Among the lines below, which ones contain the word "Barbosa"? Copy every such line.

Collected data
----

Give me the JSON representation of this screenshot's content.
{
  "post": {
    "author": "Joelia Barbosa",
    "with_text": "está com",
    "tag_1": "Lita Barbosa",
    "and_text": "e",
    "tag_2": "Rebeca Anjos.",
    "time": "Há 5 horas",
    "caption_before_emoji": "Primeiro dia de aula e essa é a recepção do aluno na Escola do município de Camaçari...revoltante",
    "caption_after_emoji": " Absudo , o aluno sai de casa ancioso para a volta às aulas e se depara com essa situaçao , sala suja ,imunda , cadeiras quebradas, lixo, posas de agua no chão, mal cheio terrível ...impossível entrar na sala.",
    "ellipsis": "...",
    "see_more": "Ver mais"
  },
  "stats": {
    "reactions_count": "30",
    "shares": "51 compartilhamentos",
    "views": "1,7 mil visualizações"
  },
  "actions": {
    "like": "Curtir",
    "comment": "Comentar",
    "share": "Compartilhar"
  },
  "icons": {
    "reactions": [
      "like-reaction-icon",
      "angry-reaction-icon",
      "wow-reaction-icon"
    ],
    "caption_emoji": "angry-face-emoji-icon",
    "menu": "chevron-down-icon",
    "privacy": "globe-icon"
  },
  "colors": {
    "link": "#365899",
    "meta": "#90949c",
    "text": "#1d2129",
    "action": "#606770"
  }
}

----

Output for this task
    "author": "Joelia Barbosa",
    "tag_1": "Lita Barbosa",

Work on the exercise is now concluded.